The irrigated land of Somontano has been maintained through a series of irrigation channels, dams and weirs since time immemorial.
Their origins can be traced back to Muslim times; in fact popular legend attributes this particular weir to the Moors. However, despite their remote origins, these constructions were continually renovated and modified over the years due to damage caused by the frequent flooding of the River Vero.
Azud (from Hispanic Arabic assúdd, itself derived from the classic Arabic sudd) is the name given to a dam built in a river with the aim of collecting water for irrigation and other uses. The Pozán dam is one of the best of its kind in terms of the quality of construction and its excellent condition.
It consists of a solid wall planted solidly on rock, which was built at a point of a huge natural pool in the river that was made deeper still by its construction. Maybe this pool was the origins of the village’s name as it was first mentioned as “Poz Sant” in 1095. (pozo is the Spanish name for a deep pool or well)

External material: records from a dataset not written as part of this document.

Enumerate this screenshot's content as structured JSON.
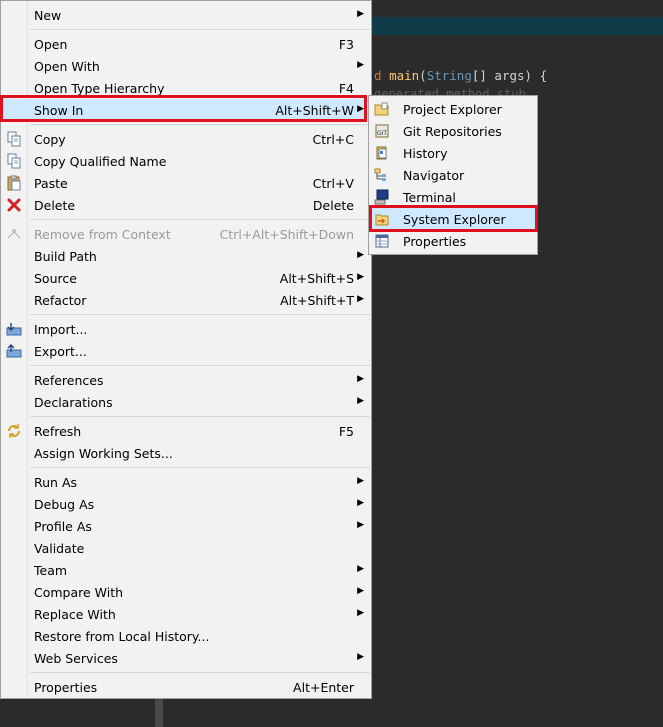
{
  "editor": {
    "code_line_kw": "d",
    "code_line_main": "main",
    "code_line_type": "String",
    "code_line_rest": "[] args) {",
    "comment_line": "generated method stub"
  },
  "main_menu": {
    "new": {
      "label": "New"
    },
    "open": {
      "label": "Open",
      "shortcut": "F3"
    },
    "open_with": {
      "label": "Open With"
    },
    "open_type_hierarchy": {
      "label": "Open Type Hierarchy",
      "shortcut": "F4"
    },
    "show_in": {
      "label": "Show In",
      "shortcut": "Alt+Shift+W"
    },
    "copy": {
      "label": "Copy",
      "shortcut": "Ctrl+C"
    },
    "copy_qualified": {
      "label": "Copy Qualified Name"
    },
    "paste": {
      "label": "Paste",
      "shortcut": "Ctrl+V"
    },
    "delete": {
      "label": "Delete",
      "shortcut": "Delete"
    },
    "remove_context": {
      "label": "Remove from Context",
      "shortcut": "Ctrl+Alt+Shift+Down"
    },
    "build_path": {
      "label": "Build Path"
    },
    "source": {
      "label": "Source",
      "shortcut": "Alt+Shift+S"
    },
    "refactor": {
      "label": "Refactor",
      "shortcut": "Alt+Shift+T"
    },
    "import": {
      "label": "Import..."
    },
    "export": {
      "label": "Export..."
    },
    "references": {
      "label": "References"
    },
    "declarations": {
      "label": "Declarations"
    },
    "refresh": {
      "label": "Refresh",
      "shortcut": "F5"
    },
    "assign_working_sets": {
      "label": "Assign Working Sets..."
    },
    "run_as": {
      "label": "Run As"
    },
    "debug_as": {
      "label": "Debug As"
    },
    "profile_as": {
      "label": "Profile As"
    },
    "validate": {
      "label": "Validate"
    },
    "team": {
      "label": "Team"
    },
    "compare_with": {
      "label": "Compare With"
    },
    "replace_with": {
      "label": "Replace With"
    },
    "restore_local_history": {
      "label": "Restore from Local History..."
    },
    "web_services": {
      "label": "Web Services"
    },
    "properties": {
      "label": "Properties",
      "shortcut": "Alt+Enter"
    },
    "submenu_arrow": "▶"
  },
  "sub_menu": {
    "project_explorer": "Project Explorer",
    "git_repositories": "Git Repositories",
    "history": "History",
    "navigator": "Navigator",
    "terminal": "Terminal",
    "system_explorer": "System Explorer",
    "properties": "Properties"
  },
  "colors": {
    "highlight": "#cde8ff",
    "annotation_red": "#e0101e",
    "menu_bg": "#f2f2f2",
    "editor_bg": "#2b2b2b"
  }
}
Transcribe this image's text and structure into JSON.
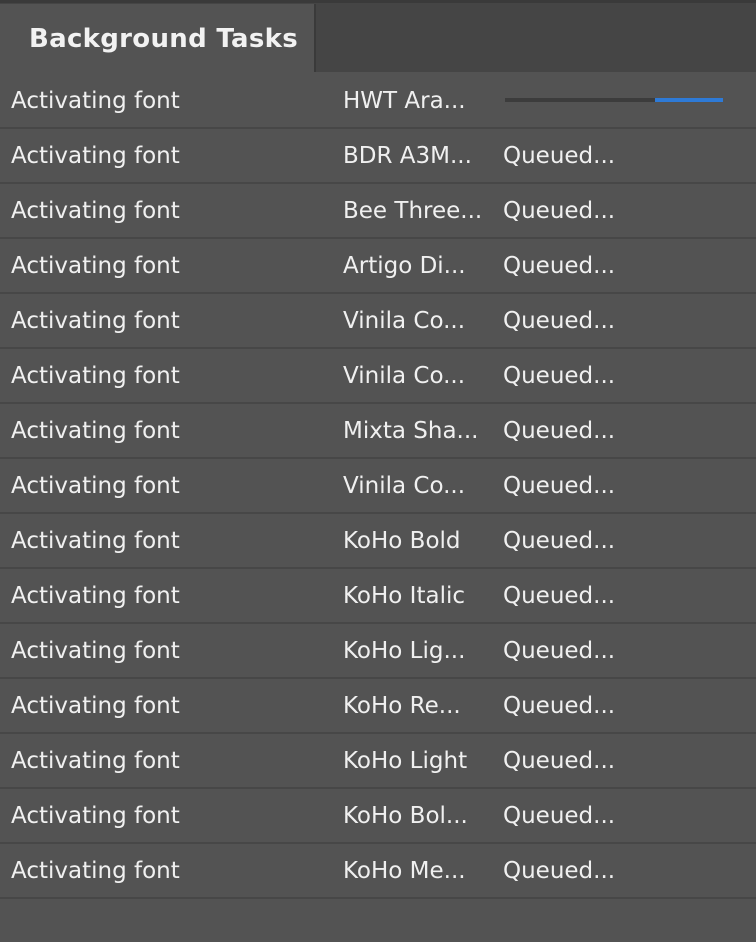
{
  "panel": {
    "tab_label": "Background Tasks"
  },
  "colors": {
    "panel_bg": "#535353",
    "tabbar_bg": "#454545",
    "row_divider": "#474747",
    "progress_accent": "#2e7ad6"
  },
  "tasks": [
    {
      "task": "Activating font",
      "font": "HWT Ara...",
      "status": "",
      "progress": {
        "start": 0.69,
        "end": 1.0
      }
    },
    {
      "task": "Activating font",
      "font": "BDR A3M...",
      "status": "Queued..."
    },
    {
      "task": "Activating font",
      "font": "Bee Three...",
      "status": "Queued..."
    },
    {
      "task": "Activating font",
      "font": "Artigo Di...",
      "status": "Queued..."
    },
    {
      "task": "Activating font",
      "font": "Vinila Co...",
      "status": "Queued..."
    },
    {
      "task": "Activating font",
      "font": "Vinila Co...",
      "status": "Queued..."
    },
    {
      "task": "Activating font",
      "font": "Mixta Sha...",
      "status": "Queued..."
    },
    {
      "task": "Activating font",
      "font": "Vinila Co...",
      "status": "Queued..."
    },
    {
      "task": "Activating font",
      "font": "KoHo Bold",
      "status": "Queued..."
    },
    {
      "task": "Activating font",
      "font": "KoHo Italic",
      "status": "Queued..."
    },
    {
      "task": "Activating font",
      "font": "KoHo Lig...",
      "status": "Queued..."
    },
    {
      "task": "Activating font",
      "font": "KoHo Re...",
      "status": "Queued..."
    },
    {
      "task": "Activating font",
      "font": "KoHo Light",
      "status": "Queued..."
    },
    {
      "task": "Activating font",
      "font": "KoHo Bol...",
      "status": "Queued..."
    },
    {
      "task": "Activating font",
      "font": "KoHo Me...",
      "status": "Queued..."
    }
  ]
}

The aim of the dam was to raise the level of the water so that it could be directed to the San Marcos channel. From here it was used to move the wheels of several mills and a fulling mill as well as to irrigate the land around Castillazuelo and Barbastro.
In 1606 a lathe operator from Barbastro, Luis de Ruesta, and his son, were charged with the reconstruction of another dam close to here using oak. Wooden dams worked in a similar way as those made of stone as small rocks were placed between the struts. There were the most common type until the 16th- 17th centuries and although more fragile than those made entirely of stone, they were much cheaper to construct.